For half a century, Interstate highway travelers have been able to find a welcome, information, assistance and bathrooms at North Carolina Welcome Centers. The first two centers, dedicated by Gov. Daniel K. Moore on Aug. 1, 1968, are just across the border from Virginia on Interstates 85 and 95. Today, nine Welcome Centers serve travelers entering North Carolina from the north, south and west on I-85, I-95, I-77, I-26 and I-40. The centers are staffed by certified travel counselors who will book reservations (at no charge) as well as provide detailed information, maps and marketing publications. Learn more at www.nccommerce.com/tourism/programs-services/welcome-centers.
After three years of extensive restoration and historical preservation work, the Carl Sandburg Home in Flat Rock will be refurnished in 2018 just in time to mark its 50th anniversary as a National Park. After the famous poet, writer and activist died in 1967, his wife, Lilian, donated their home and its expansive collection of books, letters and personal effects to the National Park Service. The 264-acre park includes a working goat barn and hiking trails. www.nps.gov/carl

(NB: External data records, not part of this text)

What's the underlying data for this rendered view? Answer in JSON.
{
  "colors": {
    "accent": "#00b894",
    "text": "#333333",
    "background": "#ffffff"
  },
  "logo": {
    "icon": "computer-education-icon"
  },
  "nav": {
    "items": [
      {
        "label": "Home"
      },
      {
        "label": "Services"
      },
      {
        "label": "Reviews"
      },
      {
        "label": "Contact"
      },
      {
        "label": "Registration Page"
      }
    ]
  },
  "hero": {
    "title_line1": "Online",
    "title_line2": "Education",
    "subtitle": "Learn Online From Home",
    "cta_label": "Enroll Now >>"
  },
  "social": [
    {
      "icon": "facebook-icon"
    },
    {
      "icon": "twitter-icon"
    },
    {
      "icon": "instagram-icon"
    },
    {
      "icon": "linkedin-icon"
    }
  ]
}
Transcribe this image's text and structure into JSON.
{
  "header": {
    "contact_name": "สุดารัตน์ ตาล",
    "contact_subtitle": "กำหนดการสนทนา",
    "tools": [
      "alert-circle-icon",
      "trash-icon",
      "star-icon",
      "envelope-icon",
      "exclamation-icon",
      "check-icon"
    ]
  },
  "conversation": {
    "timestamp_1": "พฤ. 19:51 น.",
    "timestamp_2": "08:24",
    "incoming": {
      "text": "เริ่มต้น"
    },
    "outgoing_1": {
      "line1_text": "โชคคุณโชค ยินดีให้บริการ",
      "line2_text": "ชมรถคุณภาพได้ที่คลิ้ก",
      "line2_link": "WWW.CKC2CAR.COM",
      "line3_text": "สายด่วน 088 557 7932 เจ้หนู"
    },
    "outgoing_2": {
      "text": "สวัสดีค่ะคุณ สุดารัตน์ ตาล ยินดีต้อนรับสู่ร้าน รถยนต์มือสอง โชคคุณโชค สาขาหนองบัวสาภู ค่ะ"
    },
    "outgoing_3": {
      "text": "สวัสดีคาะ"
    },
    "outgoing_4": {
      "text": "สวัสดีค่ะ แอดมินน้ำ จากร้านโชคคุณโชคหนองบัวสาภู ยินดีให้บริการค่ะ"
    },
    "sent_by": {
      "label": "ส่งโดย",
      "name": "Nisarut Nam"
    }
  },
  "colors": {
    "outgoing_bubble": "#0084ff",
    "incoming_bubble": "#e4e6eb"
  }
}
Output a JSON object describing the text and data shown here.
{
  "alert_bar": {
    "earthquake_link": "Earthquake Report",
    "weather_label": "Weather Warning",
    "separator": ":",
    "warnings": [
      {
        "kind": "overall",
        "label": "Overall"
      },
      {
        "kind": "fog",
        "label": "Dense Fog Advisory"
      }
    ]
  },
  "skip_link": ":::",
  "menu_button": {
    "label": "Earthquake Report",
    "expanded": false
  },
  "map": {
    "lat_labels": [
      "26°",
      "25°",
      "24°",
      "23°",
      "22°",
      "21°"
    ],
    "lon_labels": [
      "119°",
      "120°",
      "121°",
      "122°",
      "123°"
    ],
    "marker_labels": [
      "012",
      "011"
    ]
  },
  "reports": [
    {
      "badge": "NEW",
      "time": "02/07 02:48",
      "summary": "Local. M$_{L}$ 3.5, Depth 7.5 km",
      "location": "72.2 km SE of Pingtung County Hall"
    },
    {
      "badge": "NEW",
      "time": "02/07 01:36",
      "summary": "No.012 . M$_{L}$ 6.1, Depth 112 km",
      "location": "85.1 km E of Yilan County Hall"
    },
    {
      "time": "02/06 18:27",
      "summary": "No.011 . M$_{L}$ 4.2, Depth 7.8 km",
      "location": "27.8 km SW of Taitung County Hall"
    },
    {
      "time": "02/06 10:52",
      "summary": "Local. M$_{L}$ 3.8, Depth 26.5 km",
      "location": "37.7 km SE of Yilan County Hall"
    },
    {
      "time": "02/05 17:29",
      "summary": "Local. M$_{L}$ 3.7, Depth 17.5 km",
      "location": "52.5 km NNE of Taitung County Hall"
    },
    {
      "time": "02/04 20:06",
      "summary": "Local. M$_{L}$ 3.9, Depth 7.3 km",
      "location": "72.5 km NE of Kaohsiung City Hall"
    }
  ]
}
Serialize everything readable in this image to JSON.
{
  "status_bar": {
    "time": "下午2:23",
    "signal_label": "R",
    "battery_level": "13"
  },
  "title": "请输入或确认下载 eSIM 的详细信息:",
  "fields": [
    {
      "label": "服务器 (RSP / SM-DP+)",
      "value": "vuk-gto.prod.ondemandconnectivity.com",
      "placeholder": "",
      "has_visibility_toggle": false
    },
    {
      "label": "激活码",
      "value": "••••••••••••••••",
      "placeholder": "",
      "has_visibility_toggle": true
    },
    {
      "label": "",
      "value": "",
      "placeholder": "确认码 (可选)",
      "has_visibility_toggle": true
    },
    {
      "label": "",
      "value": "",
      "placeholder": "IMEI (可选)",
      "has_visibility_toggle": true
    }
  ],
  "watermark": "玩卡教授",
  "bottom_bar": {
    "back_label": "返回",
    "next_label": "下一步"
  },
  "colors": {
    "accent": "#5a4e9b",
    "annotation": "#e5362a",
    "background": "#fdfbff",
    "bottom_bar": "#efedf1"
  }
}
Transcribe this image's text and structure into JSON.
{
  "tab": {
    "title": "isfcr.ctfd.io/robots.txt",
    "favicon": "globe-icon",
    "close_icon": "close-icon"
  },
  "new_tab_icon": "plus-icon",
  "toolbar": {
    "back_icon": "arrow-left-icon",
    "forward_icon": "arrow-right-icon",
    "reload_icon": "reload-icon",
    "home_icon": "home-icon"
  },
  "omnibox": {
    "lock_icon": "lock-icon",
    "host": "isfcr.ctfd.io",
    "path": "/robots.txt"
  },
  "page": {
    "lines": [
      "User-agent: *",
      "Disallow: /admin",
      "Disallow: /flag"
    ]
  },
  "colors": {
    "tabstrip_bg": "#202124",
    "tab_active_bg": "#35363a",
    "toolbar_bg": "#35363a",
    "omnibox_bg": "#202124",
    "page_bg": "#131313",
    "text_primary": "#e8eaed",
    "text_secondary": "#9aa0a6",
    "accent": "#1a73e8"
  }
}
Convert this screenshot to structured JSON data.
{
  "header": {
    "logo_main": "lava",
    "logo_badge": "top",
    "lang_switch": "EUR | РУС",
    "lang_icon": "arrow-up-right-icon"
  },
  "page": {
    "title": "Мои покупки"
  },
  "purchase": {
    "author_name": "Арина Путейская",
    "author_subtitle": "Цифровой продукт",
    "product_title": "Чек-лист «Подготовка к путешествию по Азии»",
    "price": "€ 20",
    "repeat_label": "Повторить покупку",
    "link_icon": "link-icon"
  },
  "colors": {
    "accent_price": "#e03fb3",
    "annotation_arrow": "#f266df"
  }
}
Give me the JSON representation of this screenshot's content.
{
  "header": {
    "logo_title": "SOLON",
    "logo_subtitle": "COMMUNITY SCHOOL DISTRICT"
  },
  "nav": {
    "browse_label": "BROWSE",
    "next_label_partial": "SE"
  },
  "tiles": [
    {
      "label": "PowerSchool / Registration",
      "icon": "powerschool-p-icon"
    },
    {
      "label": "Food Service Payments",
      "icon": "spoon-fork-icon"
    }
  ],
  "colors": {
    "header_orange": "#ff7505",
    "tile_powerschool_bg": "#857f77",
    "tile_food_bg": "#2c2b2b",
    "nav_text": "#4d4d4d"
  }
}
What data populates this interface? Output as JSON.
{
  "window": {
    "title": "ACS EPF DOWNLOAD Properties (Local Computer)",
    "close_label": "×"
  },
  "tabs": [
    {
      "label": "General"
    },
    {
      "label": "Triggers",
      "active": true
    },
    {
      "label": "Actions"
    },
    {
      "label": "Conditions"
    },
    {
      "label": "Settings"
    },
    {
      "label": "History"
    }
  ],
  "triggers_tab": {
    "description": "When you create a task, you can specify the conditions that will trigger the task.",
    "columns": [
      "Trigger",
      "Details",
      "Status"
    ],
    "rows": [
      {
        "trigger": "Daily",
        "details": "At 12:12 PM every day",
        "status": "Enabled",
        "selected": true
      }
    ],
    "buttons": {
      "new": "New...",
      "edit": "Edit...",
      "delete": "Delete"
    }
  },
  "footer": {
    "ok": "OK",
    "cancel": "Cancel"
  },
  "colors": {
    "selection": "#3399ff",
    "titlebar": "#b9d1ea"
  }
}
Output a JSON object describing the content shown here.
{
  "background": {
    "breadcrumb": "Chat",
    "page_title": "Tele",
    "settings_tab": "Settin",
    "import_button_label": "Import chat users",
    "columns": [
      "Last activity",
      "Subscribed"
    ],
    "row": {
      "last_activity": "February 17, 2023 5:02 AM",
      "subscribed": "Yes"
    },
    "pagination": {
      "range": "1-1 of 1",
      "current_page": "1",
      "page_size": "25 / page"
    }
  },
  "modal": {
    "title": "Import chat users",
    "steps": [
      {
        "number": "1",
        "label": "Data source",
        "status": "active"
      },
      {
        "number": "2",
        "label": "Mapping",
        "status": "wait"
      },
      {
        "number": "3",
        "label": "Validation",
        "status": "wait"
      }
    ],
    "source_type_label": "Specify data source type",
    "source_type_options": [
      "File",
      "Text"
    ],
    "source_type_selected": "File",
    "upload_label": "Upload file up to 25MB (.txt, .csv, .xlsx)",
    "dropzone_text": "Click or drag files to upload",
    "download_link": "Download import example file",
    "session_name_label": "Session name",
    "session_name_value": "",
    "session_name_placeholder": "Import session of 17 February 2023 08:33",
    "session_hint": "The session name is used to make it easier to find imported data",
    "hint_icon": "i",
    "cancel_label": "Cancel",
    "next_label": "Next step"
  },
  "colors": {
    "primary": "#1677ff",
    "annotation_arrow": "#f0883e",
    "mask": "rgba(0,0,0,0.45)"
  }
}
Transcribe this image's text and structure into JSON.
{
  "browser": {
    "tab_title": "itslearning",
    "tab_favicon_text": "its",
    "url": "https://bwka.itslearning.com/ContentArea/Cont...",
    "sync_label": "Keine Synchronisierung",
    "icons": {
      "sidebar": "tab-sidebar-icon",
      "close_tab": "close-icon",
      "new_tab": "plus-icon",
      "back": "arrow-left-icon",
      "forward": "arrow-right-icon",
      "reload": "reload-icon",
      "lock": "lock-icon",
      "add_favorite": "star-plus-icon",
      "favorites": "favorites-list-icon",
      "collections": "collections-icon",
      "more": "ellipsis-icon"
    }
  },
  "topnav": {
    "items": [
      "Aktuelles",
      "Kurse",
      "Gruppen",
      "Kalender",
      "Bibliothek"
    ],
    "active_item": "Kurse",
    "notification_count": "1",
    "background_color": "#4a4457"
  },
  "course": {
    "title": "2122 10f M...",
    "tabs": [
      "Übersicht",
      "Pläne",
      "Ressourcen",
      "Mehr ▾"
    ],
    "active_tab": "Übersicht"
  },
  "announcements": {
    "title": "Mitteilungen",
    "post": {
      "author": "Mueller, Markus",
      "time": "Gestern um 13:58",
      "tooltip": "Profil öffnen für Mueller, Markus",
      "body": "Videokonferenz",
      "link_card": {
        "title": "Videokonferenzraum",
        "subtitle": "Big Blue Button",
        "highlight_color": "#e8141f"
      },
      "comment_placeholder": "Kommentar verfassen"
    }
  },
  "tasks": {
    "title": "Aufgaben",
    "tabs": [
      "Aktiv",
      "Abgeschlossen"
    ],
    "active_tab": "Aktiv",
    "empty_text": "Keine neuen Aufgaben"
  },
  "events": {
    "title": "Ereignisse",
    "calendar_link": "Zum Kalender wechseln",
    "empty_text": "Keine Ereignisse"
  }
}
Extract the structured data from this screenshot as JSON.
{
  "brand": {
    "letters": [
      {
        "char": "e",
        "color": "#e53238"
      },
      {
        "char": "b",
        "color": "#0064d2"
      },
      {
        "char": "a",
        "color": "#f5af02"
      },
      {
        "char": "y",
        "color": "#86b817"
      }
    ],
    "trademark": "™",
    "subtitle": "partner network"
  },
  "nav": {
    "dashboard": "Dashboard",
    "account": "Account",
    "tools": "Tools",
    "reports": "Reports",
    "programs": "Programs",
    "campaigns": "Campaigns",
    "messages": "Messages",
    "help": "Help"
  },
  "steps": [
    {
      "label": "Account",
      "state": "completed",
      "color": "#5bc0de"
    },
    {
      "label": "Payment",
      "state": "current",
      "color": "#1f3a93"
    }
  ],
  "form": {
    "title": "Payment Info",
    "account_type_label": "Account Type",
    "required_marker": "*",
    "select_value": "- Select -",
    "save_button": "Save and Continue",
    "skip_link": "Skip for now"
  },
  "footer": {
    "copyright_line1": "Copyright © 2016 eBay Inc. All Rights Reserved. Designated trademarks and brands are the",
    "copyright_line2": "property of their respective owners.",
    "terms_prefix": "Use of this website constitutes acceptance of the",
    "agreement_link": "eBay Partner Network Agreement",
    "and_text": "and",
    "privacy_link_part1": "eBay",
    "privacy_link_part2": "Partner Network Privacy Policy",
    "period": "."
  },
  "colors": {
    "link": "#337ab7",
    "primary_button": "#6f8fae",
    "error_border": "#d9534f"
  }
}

The street dance tradition in Hendersonville began as a way for residents to welcome soldiers home from World War I. A hundred years later, people still take to Main Street on Monday nights in July and August for live bluegrass and square dancing. Those who have never do-si-do'd come early to learn basic steps from caller Walt Puckett. More lively action comes from area clogging teams show off their fancy doubles and rockin' chairs. www.visithendersonvillenc.org
Bentonville Battlefield State Historic Site is organizing a 2018 symposium on the Carolinas Campaign, which culminated in the last full-scale action in which a Confederate army was able to mount a tactical offensive. Called "Two Weeks of Fury," the symposium will highlight the advance of Sherman's army from South Carolina to Bentonville. Eric J. Wittenberg, a Civil War cavalry historian and author of "The Battle of Monroe's Crossroads and the Civil War's Final Campaign," will lead a tour of the Monroe's Crossroads battlefield, where access is limited because it's near a Fort Bragg drop zone. Averasboro, Kinston and Bentonville battlefield visits are also included in the symposium, which takes place Sept. 28-30. www.fobb.net
Once housed at Talley Student Center, this N.C. State University museum reopened Aug. 26 in the Historic Chancellor’s Residence near downtown Raleigh. The Gregg also has a new 15,000-square-foot building adjacent to the Georgian-style mansion. Strengths of the collection include outsider art, textiles, ceramics, photography and modern furniture. gregg.arts.ncsu.edu